Gandhigiri and Genocide !

Having watched "Lage raho MunnaBhai" and "A Force more Powerful" recently, when I came across the Rawanda Genocide on wikipedia today, it was kind of a rude jolt to all the nice and cosy dreams of Gandhigiri.

Now everybody knows about "Lage raho MunnaBhai", a movie that has managed to bring Gandhian philosophy and methods back into everyday talk of everybody. Suddenly Gandhigiri is cool . Chain mails have already started describing the instances when somebody managed to fix a annoying person using the tool of Gandhigiri. Good for them !

Not everybody knows about "A force more Powerful", a documentry about various non violent struggles that happened across the globe during 20th century including सविनय अवज्ञा आन्दोलन led my Gandhi ji himself and many others. I watched only two stories, one about the civil disobedience movement in India and another one from Nashville, US that proved a major stepping stone in the civil rights movement. The stories, to say the least, fill you with hope because these are the tools that have given power to those who had none. People with no other recourse, no other option have turned to non violence and have defeated social evils, big evil regimes and what not.

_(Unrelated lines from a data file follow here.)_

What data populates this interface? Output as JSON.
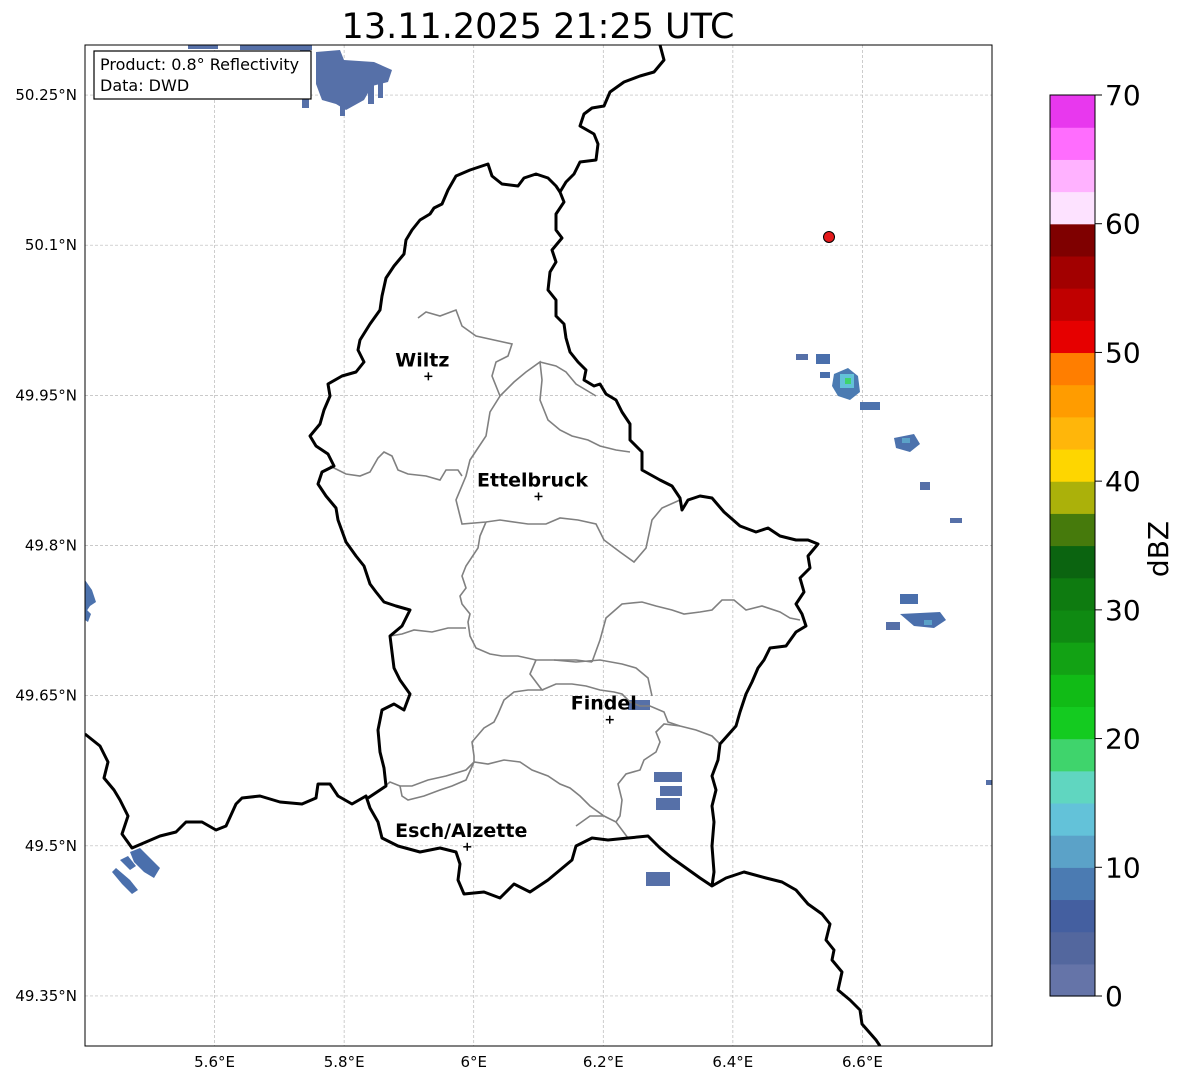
{
  "title": "13.11.2025 21:25 UTC",
  "info_box": {
    "product": "Product: 0.8° Reflectivity",
    "source": "Data: DWD"
  },
  "map": {
    "lon_range": [
      5.4,
      6.8
    ],
    "lat_range": [
      49.3,
      50.3
    ],
    "x_ticks": [
      {
        "value": 5.6,
        "label": "5.6°E"
      },
      {
        "value": 5.8,
        "label": "5.8°E"
      },
      {
        "value": 6.0,
        "label": "6°E"
      },
      {
        "value": 6.2,
        "label": "6.2°E"
      },
      {
        "value": 6.4,
        "label": "6.4°E"
      },
      {
        "value": 6.6,
        "label": "6.6°E"
      }
    ],
    "y_ticks": [
      {
        "value": 50.25,
        "label": "50.25°N"
      },
      {
        "value": 50.1,
        "label": "50.1°N"
      },
      {
        "value": 49.95,
        "label": "49.95°N"
      },
      {
        "value": 49.8,
        "label": "49.8°N"
      },
      {
        "value": 49.65,
        "label": "49.65°N"
      },
      {
        "value": 49.5,
        "label": "49.5°N"
      },
      {
        "value": 49.35,
        "label": "49.35°N"
      }
    ],
    "grid": true,
    "cities": [
      {
        "name": "Wiltz",
        "lon": 5.93,
        "lat": 49.969
      },
      {
        "name": "Ettelbruck",
        "lon": 6.1,
        "lat": 49.849
      },
      {
        "name": "Findel",
        "lon": 6.21,
        "lat": 49.626
      },
      {
        "name": "Esch/Alzette",
        "lon": 5.99,
        "lat": 49.499
      }
    ],
    "radar_site": {
      "lon": 6.548,
      "lat": 50.11,
      "color": "#e41a1c"
    }
  },
  "colorbar": {
    "label": "dBZ",
    "min": 0,
    "max": 70,
    "ticks": [
      "0",
      "10",
      "20",
      "30",
      "40",
      "50",
      "60",
      "70"
    ],
    "colors": [
      "#6574a8",
      "#53679e",
      "#445fa0",
      "#4b7bb2",
      "#5ba2c8",
      "#63c2d9",
      "#60d6c0",
      "#3fd46c",
      "#14cb20",
      "#11bb16",
      "#12a214",
      "#0f8a12",
      "#0e7b10",
      "#0b6410",
      "#467a0c",
      "#abb10a",
      "#fed600",
      "#ffb60a",
      "#ff9c00",
      "#ff7e00",
      "#e60000",
      "#c00000",
      "#a20000",
      "#7f0000",
      "#fde2ff",
      "#ffb2ff",
      "#ff6dfe",
      "#e838ee"
    ]
  }
}
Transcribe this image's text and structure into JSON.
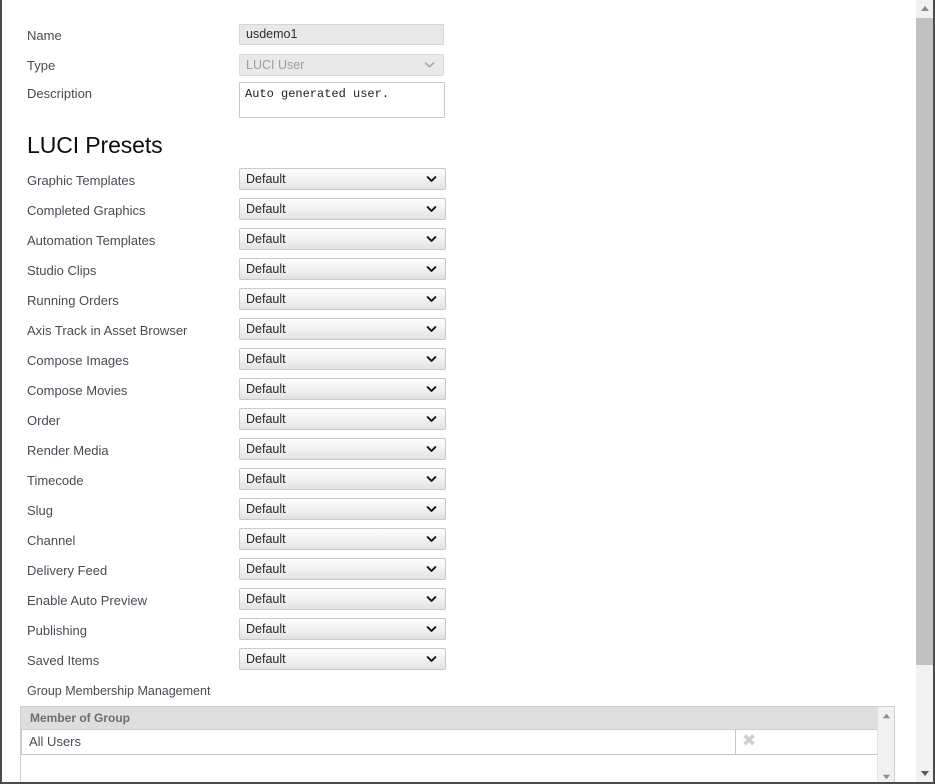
{
  "form": {
    "name": {
      "label": "Name",
      "value": "usdemo1"
    },
    "type": {
      "label": "Type",
      "value": "LUCI User"
    },
    "description": {
      "label": "Description",
      "value": "Auto generated user."
    }
  },
  "presets": {
    "heading": "LUCI Presets",
    "default_value": "Default",
    "rows": [
      {
        "label": "Graphic Templates",
        "value": "Default"
      },
      {
        "label": "Completed Graphics",
        "value": "Default"
      },
      {
        "label": "Automation Templates",
        "value": "Default"
      },
      {
        "label": "Studio Clips",
        "value": "Default"
      },
      {
        "label": "Running Orders",
        "value": "Default"
      },
      {
        "label": "Axis Track in Asset Browser",
        "value": "Default"
      },
      {
        "label": "Compose Images",
        "value": "Default"
      },
      {
        "label": "Compose Movies",
        "value": "Default"
      },
      {
        "label": "Order",
        "value": "Default"
      },
      {
        "label": "Render Media",
        "value": "Default"
      },
      {
        "label": "Timecode",
        "value": "Default"
      },
      {
        "label": "Slug",
        "value": "Default"
      },
      {
        "label": "Channel",
        "value": "Default"
      },
      {
        "label": "Delivery Feed",
        "value": "Default"
      },
      {
        "label": "Enable Auto Preview",
        "value": "Default"
      },
      {
        "label": "Publishing",
        "value": "Default"
      },
      {
        "label": "Saved Items",
        "value": "Default"
      }
    ]
  },
  "group_membership": {
    "label": "Group Membership Management",
    "columns": [
      "Member of Group",
      ""
    ],
    "rows": [
      {
        "group": "All Users",
        "action_icon": "delete-x-icon"
      }
    ]
  },
  "icons": {
    "chevron_down": "chevron-down-icon",
    "scroll_up": "scroll-up-arrow-icon",
    "scroll_down": "scroll-down-arrow-icon",
    "delete": "delete-x-icon"
  },
  "colors": {
    "label_text": "#4a4a55",
    "header_bg": "#dedede",
    "scrollbar_thumb": "#c0c0c0",
    "delete_icon": "#cfcfcf",
    "disabled_text": "#9d9d9d"
  }
}
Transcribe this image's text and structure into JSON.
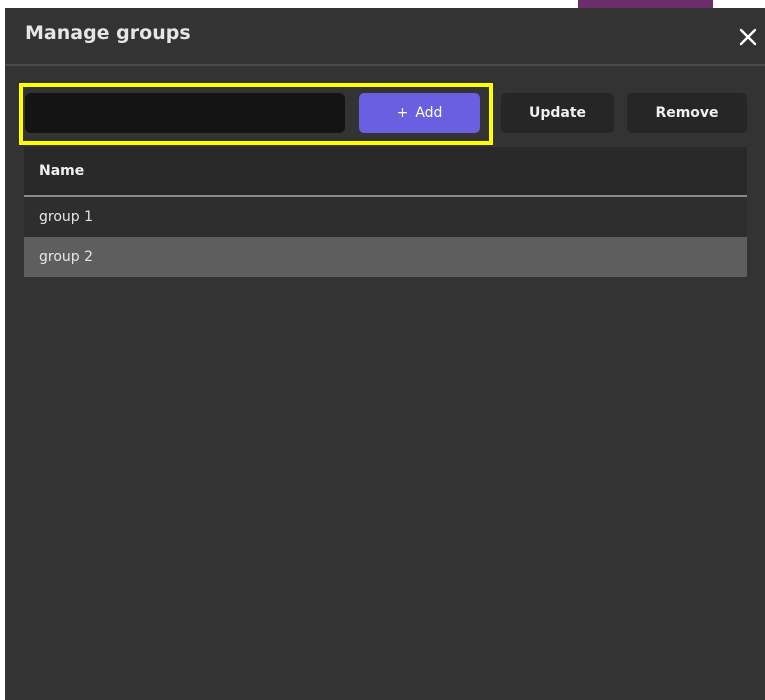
{
  "dialog": {
    "title": "Manage groups",
    "close_icon": "close-icon"
  },
  "toolbar": {
    "input_value": "",
    "input_placeholder": "",
    "add_label": "Add",
    "add_icon": "+",
    "update_label": "Update",
    "remove_label": "Remove"
  },
  "table": {
    "header": "Name",
    "rows": [
      {
        "name": "group 1",
        "selected": false
      },
      {
        "name": "group 2",
        "selected": true
      }
    ]
  },
  "colors": {
    "dialog_bg": "#333333",
    "accent": "#6a5fe0",
    "highlight": "#ffff00",
    "selected_row": "#5e5e5e"
  }
}
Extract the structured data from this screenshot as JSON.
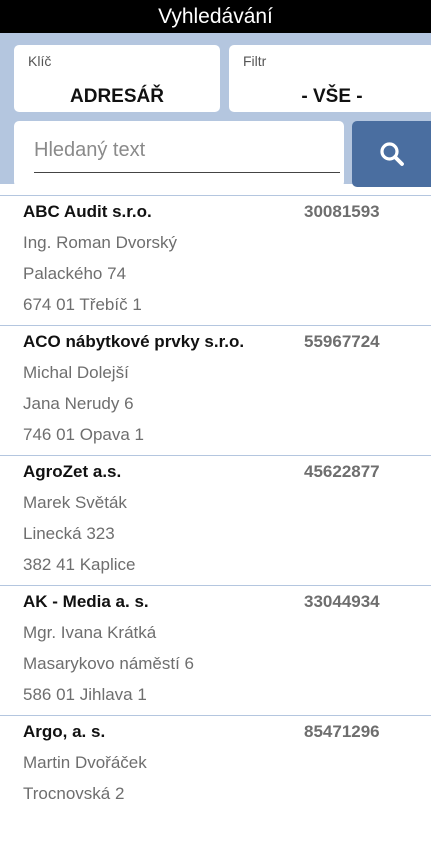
{
  "header": {
    "title": "Vyhledávání"
  },
  "key": {
    "caption": "Klíč",
    "value": "ADRESÁŘ"
  },
  "filter": {
    "caption": "Filtr",
    "value": "- VŠE -"
  },
  "search": {
    "placeholder": "Hledaný text",
    "value": "",
    "button_icon": "search-icon"
  },
  "records": [
    {
      "name": "ABC Audit s.r.o.",
      "ico": "30081593",
      "contact": "Ing. Roman Dvorský",
      "street": "Palackého 74",
      "city": "674 01 Třebíč 1"
    },
    {
      "name": "ACO nábytkové prvky s.r.o.",
      "ico": "55967724",
      "contact": "Michal Dolejší",
      "street": "Jana Nerudy 6",
      "city": "746 01 Opava 1"
    },
    {
      "name": "AgroZet a.s.",
      "ico": "45622877",
      "contact": "Marek Světák",
      "street": "Linecká 323",
      "city": "382 41 Kaplice"
    },
    {
      "name": "AK - Media a. s.",
      "ico": "33044934",
      "contact": "Mgr. Ivana Krátká",
      "street": "Masarykovo náměstí 6",
      "city": "586 01 Jihlava 1"
    },
    {
      "name": "Argo, a. s.",
      "ico": "85471296",
      "contact": "Martin Dvořáček",
      "street": "Trocnovská 2",
      "city": ""
    }
  ],
  "colors": {
    "titlebar": "#000000",
    "panel": "#b4c6df",
    "search_button": "#4a6ea0",
    "secondary_text": "#6e6e6e"
  }
}
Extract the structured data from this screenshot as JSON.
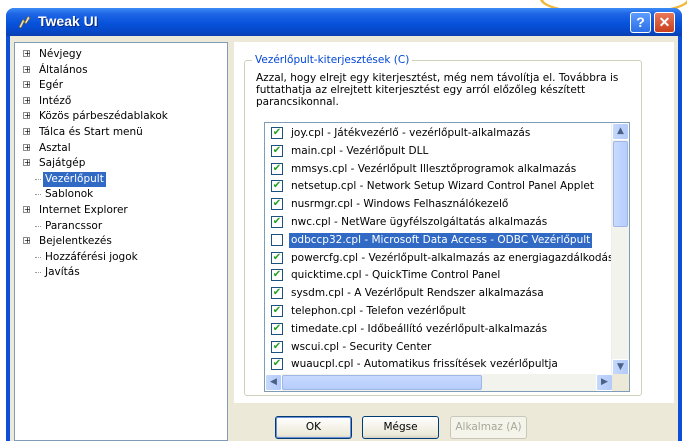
{
  "window": {
    "title": "Tweak UI",
    "help_glyph": "?",
    "close_glyph": "✕"
  },
  "tree": {
    "items": [
      {
        "label": "Névjegy",
        "expandable": true
      },
      {
        "label": "Általános",
        "expandable": true
      },
      {
        "label": "Egér",
        "expandable": true
      },
      {
        "label": "Intéző",
        "expandable": true
      },
      {
        "label": "Közös párbeszédablakok",
        "expandable": true
      },
      {
        "label": "Tálca és Start menü",
        "expandable": true
      },
      {
        "label": "Asztal",
        "expandable": true
      },
      {
        "label": "Sajátgép",
        "expandable": true
      },
      {
        "label": "Vezérlőpult",
        "expandable": false,
        "selected": true
      },
      {
        "label": "Sablonok",
        "expandable": false
      },
      {
        "label": "Internet Explorer",
        "expandable": true
      },
      {
        "label": "Parancssor",
        "expandable": false
      },
      {
        "label": "Bejelentkezés",
        "expandable": true
      },
      {
        "label": "Hozzáférési jogok",
        "expandable": false
      },
      {
        "label": "Javítás",
        "expandable": false
      }
    ]
  },
  "panel": {
    "group_title": "Vezérlőpult-kiterjesztések (C)",
    "description": "Azzal, hogy elrejt egy kiterjesztést, még nem távolítja el. Továbbra is futtathatja az elrejtett kiterjesztést egy arról előzőleg készített parancsikonnal.",
    "items": [
      {
        "label": "joy.cpl - Játékvezérlő - vezérlőpult-alkalmazás",
        "checked": true
      },
      {
        "label": "main.cpl - Vezérlőpult DLL",
        "checked": true
      },
      {
        "label": "mmsys.cpl - Vezérlőpult Illesztőprogramok alkalmazás",
        "checked": true
      },
      {
        "label": "netsetup.cpl - Network Setup Wizard Control Panel Applet",
        "checked": true
      },
      {
        "label": "nusrmgr.cpl - Windows Felhasználókezelő",
        "checked": true
      },
      {
        "label": "nwc.cpl - NetWare ügyfélszolgáltatás alkalmazás",
        "checked": true
      },
      {
        "label": "odbccp32.cpl - Microsoft Data Access - ODBC Vezérlőpult",
        "checked": false,
        "selected": true
      },
      {
        "label": "powercfg.cpl - Vezérlőpult-alkalmazás az energiagazdálkodás kon",
        "checked": true
      },
      {
        "label": "quicktime.cpl - QuickTime Control Panel",
        "checked": true
      },
      {
        "label": "sysdm.cpl - A Vezérlőpult Rendszer alkalmazása",
        "checked": true
      },
      {
        "label": "telephon.cpl - Telefon vezérlőpult",
        "checked": true
      },
      {
        "label": "timedate.cpl - Időbeállító vezérlőpult-alkalmazás",
        "checked": true
      },
      {
        "label": "wscui.cpl - Security Center",
        "checked": true
      },
      {
        "label": "wuaucpl.cpl - Automatikus frissítések vezérlőpultja",
        "checked": true
      }
    ]
  },
  "buttons": {
    "ok": "OK",
    "cancel": "Mégse",
    "apply": "Alkalmaz (A)"
  },
  "icons": {
    "check": "✔",
    "expand": "+",
    "scroll_up": "▲",
    "scroll_down": "▼",
    "scroll_left": "◀",
    "scroll_right": "▶"
  },
  "colors": {
    "titlebar": "#0752db",
    "selection": "#316ac5",
    "group_title": "#0046d5"
  }
}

However when one comes across incidents like Rwanda Genocide, the hope starts to look so blasphamous ! In Rwanda, between 6th of April and mid of july, 1994, alleged hutu militia killed an estimated 8,00,000 to 10,00,000 Rwandans, mostly tutsis but severel hutus also. What does one do in such a situation? Does non-violence even makes sense in such scenarios? Even Gandhi ji was faced with the same question during the second world war when holocast was going on. I am not sure what his stand was but he probably stuck to his stand saying instead of hiding, jews should come out in great numbers on roads and protest. Something to this accord. Of course, jews chose not to heed him.

But the question remains. What does one do in such conditions? The most basic assumption underlying the whole concept of satyagrah is the basic goodness of human nature, even if he is your enemy. Infact, one reason as to why satyagrah and nonviolence were so successful against british, may be attributed to the pride that they took in being very "fair" and "just" and that they wanted to at least pretend that they are good rulers. But what happens when that pretence of even basic humanity is dropped? When the other party is working with the single aim of eliminating you from the face of the earth and has no moral pangs about it?

3 comments:

Diwaker said...

As with a lot of other things, my take on this is that one size doesn't fit all. There's no single philosophy or ideology that you can apply at all times under all circumstances. Life is a series of trade-offs you make. Non-violence works sometimes, but not always.

Anonymous said...

I guess the interesting question is did Gandhiji think that one size doesn't fit all? Something tells me that he believed in non-violence no matter what evil lay on the other side. -- Priyendra

Anonymous said...

I had this discussion with some of my friends a few days back...in my opinion success of Gandhian philosophy is definitely dependent on other side. In case british would have killed gandhi the first day (like RWANDA), gandhi wouldn't have succeded...
So gandhian way should be the first to be used..not the "only ONE" to be used.

-APS